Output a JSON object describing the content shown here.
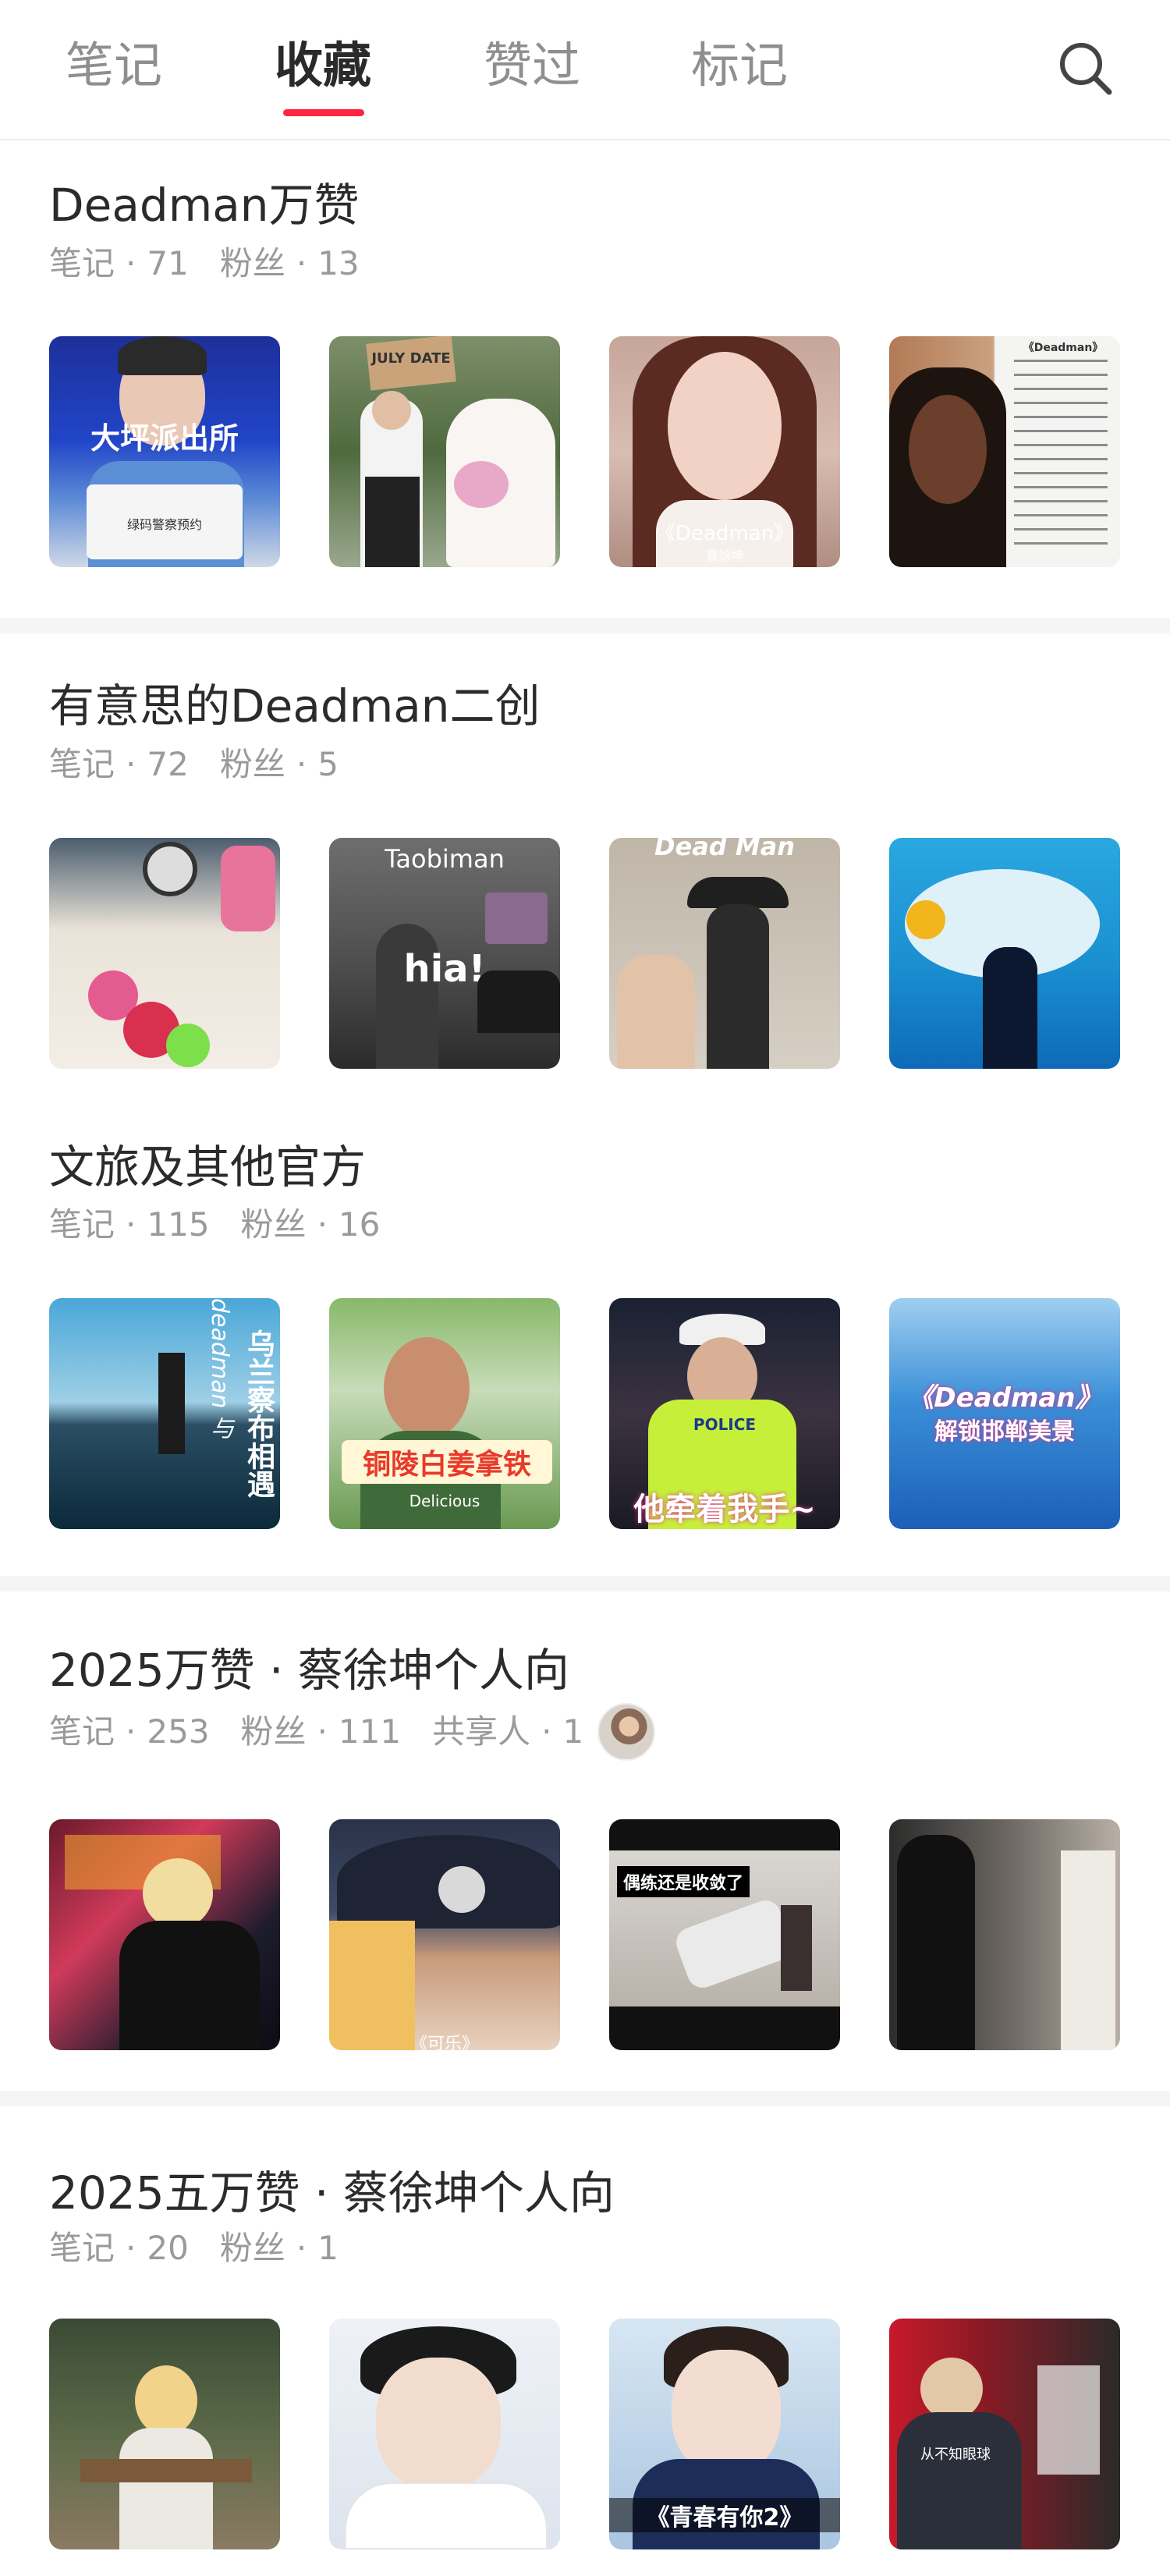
{
  "tabs": [
    {
      "label": "笔记",
      "active": false
    },
    {
      "label": "收藏",
      "active": true
    },
    {
      "label": "赞过",
      "active": false
    },
    {
      "label": "标记",
      "active": false
    }
  ],
  "accent_color": "#ff2442",
  "icons": {
    "search": "search-icon"
  },
  "boards": [
    {
      "title": "Deadman万赞",
      "notes_label": "笔记",
      "notes": "71",
      "fans_label": "粉丝",
      "fans": "13",
      "thumbs": [
        {
          "caption": "大坪派出所",
          "sub": "绿码警察预约"
        },
        {
          "caption": "JULY DATE",
          "sub": ""
        },
        {
          "caption": "《Deadman》",
          "sub": "蔡徐坤"
        },
        {
          "caption": "《Deadman》",
          "sub": ""
        }
      ]
    },
    {
      "title": "有意思的Deadman二创",
      "notes_label": "笔记",
      "notes": "72",
      "fans_label": "粉丝",
      "fans": "5",
      "thumbs": [
        {
          "caption": "",
          "sub": ""
        },
        {
          "caption": "Taobiman",
          "sub": "hia!"
        },
        {
          "caption": "Dead Man",
          "sub": ""
        },
        {
          "caption": "",
          "sub": ""
        }
      ]
    },
    {
      "title": "文旅及其他官方",
      "notes_label": "笔记",
      "notes": "115",
      "fans_label": "粉丝",
      "fans": "16",
      "thumbs": [
        {
          "caption": "乌兰察布相遇",
          "sub": "deadman 与"
        },
        {
          "caption": "铜陵白姜拿铁",
          "sub": "Delicious"
        },
        {
          "caption": "他牵着我手~",
          "sub": "POLICE"
        },
        {
          "caption": "《Deadman》",
          "sub": "解锁邯郸美景"
        }
      ]
    },
    {
      "title": "2025万赞 · 蔡徐坤个人向",
      "notes_label": "笔记",
      "notes": "253",
      "fans_label": "粉丝",
      "fans": "111",
      "share_label": "共享人",
      "share": "1",
      "thumbs": [
        {
          "caption": "",
          "sub": ""
        },
        {
          "caption": "",
          "sub": "《可乐》"
        },
        {
          "caption": "偶练还是收敛了",
          "sub": ""
        },
        {
          "caption": "",
          "sub": ""
        }
      ]
    },
    {
      "title": "2025五万赞 · 蔡徐坤个人向",
      "notes_label": "笔记",
      "notes": "20",
      "fans_label": "粉丝",
      "fans": "1",
      "thumbs": [
        {
          "caption": "",
          "sub": ""
        },
        {
          "caption": "",
          "sub": ""
        },
        {
          "caption": "《青春有你2》",
          "sub": ""
        },
        {
          "caption": "",
          "sub": "从不知眼球"
        }
      ]
    }
  ]
}
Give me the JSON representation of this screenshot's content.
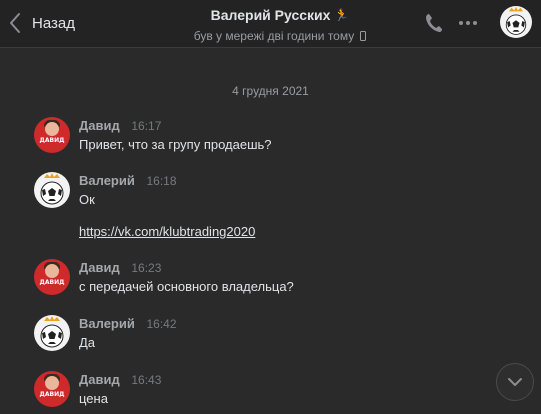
{
  "header": {
    "back_label": "Назад",
    "title": "Валерий Русских",
    "status": "був у мережі дві години тому",
    "icons": {
      "call": "phone-icon",
      "more": "more-icon",
      "device": "mobile-icon",
      "back": "chevron-left-icon"
    }
  },
  "date_separator": "4 грудня 2021",
  "messages": [
    {
      "name": "Давид",
      "time": "16:17",
      "text": "Привет, что за групу продаешь?",
      "avatar": "david"
    },
    {
      "name": "Валерий",
      "time": "16:18",
      "text": "Ок",
      "link": "https://vk.com/klubtrading2020",
      "avatar": "ball"
    },
    {
      "name": "Давид",
      "time": "16:23",
      "text": "с передачей основного владельца?",
      "avatar": "david"
    },
    {
      "name": "Валерий",
      "time": "16:42",
      "text": "Да",
      "avatar": "ball"
    },
    {
      "name": "Давид",
      "time": "16:43",
      "text": "цена",
      "avatar": "david"
    }
  ],
  "avatar_label": "ДАВИД",
  "colors": {
    "background": "#2a2a2a",
    "header": "#232323",
    "text": "#e1e3e6",
    "muted": "#9a9ca0",
    "david_avatar": "#cf2a2a"
  }
}
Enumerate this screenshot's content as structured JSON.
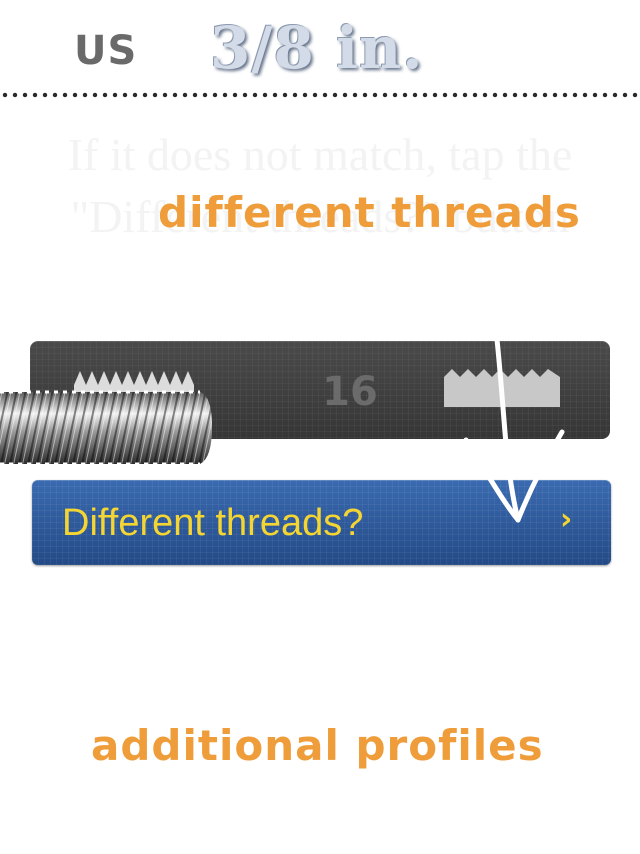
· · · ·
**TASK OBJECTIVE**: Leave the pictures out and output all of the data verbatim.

**TASK SOLUTION**:
Output a JSON object describing the content shown here.
{
  "tabs": [
    {
      "label": "笔记",
      "active": false
    },
    {
      "label": "收藏",
      "active": true
    },
    {
      "label": "赞过",
      "active": false
    },
    {
      "label": "标记",
      "active": false
    }
  ],
  "accent_color": "#ff2442",
  "icons": {
    "search": "search-icon"
  },
  "boards": [
    {
      "title": "Deadman万赞",
      "notes_label": "笔记",
      "notes": "71",
      "fans_label": "粉丝",
      "fans": "13",
      "thumbs": [
        {
          "caption": "大坪派出所",
          "sub": "绿码警察预约"
        },
        {
          "caption": "JULY DATE",
          "sub": ""
        },
        {
          "caption": "《Deadman》",
          "sub": "蔡徐坤"
        },
        {
          "caption": "《Deadman》",
          "sub": ""
        }
      ]
    },
    {
      "title": "有意思的Deadman二创",
      "notes_label": "笔记",
      "notes": "72",
      "fans_label": "粉丝",
      "fans": "5",
      "thumbs": [
        {
          "caption": "",
          "sub": ""
        },
        {
          "caption": "Taobiman",
          "sub": "hia!"
        },
        {
          "caption": "Dead Man",
          "sub": ""
        },
        {
          "caption": "",
          "sub": ""
        }
      ]
    },
    {
      "title": "文旅及其他官方",
      "notes_label": "笔记",
      "notes": "115",
      "fans_label": "粉丝",
      "fans": "16",
      "thumbs": [
        {
          "caption": "乌兰察布相遇",
          "sub": "deadman 与"
        },
        {
          "caption": "铜陵白姜拿铁",
          "sub": "Delicious"
        },
        {
          "caption": "他牵着我手~",
          "sub": "POLICE"
        },
        {
          "caption": "《Deadman》",
          "sub": "解锁邯郸美景"
        }
      ]
    },
    {
      "title": "2025万赞 · 蔡徐坤个人向",
      "notes_label": "笔记",
      "notes": "253",
      "fans_label": "粉丝",
      "fans": "111",
      "share_label": "共享人",
      "share": "1",
      "thumbs": [
        {
          "caption": "",
          "sub": ""
        },
        {
          "caption": "",
          "sub": "《可乐》"
        },
        {
          "caption": "偶练还是收敛了",
          "sub": ""
        },
        {
          "caption": "",
          "sub": ""
        }
      ]
    },
    {
      "title": "2025五万赞 · 蔡徐坤个人向",
      "notes_label": "笔记",
      "notes": "20",
      "fans_label": "粉丝",
      "fans": "1",
      "thumbs": [
        {
          "caption": "",
          "sub": ""
        },
        {
          "caption": "",
          "sub": ""
        },
        {
          "caption": "《青春有你2》",
          "sub": ""
        },
        {
          "caption": "",
          "sub": "从不知眼球"
        }
      ]
    }
  ]
}
Give me the JSON representation of this screenshot's content.
{
  "header": {
    "back_label": "Назад",
    "title": "Валерий Русских",
    "status": "був у мережі дві години тому",
    "icons": {
      "call": "phone-icon",
      "more": "more-icon",
      "device": "mobile-icon",
      "back": "chevron-left-icon"
    }
  },
  "date_separator": "4 грудня 2021",
  "messages": [
    {
      "name": "Давид",
      "time": "16:17",
      "text": "Привет, что за групу продаешь?",
      "avatar": "david"
    },
    {
      "name": "Валерий",
      "time": "16:18",
      "text": "Ок",
      "link": "https://vk.com/klubtrading2020",
      "avatar": "ball"
    },
    {
      "name": "Давид",
      "time": "16:23",
      "text": "с передачей основного владельца?",
      "avatar": "david"
    },
    {
      "name": "Валерий",
      "time": "16:42",
      "text": "Да",
      "avatar": "ball"
    },
    {
      "name": "Давид",
      "time": "16:43",
      "text": "цена",
      "avatar": "david"
    }
  ],
  "avatar_label": "ДАВИД",
  "colors": {
    "background": "#2a2a2a",
    "header": "#232323",
    "text": "#e1e3e6",
    "muted": "#9a9ca0",
    "david_avatar": "#cf2a2a"
  }
}
Enumerate this screenshot's content as structured JSON.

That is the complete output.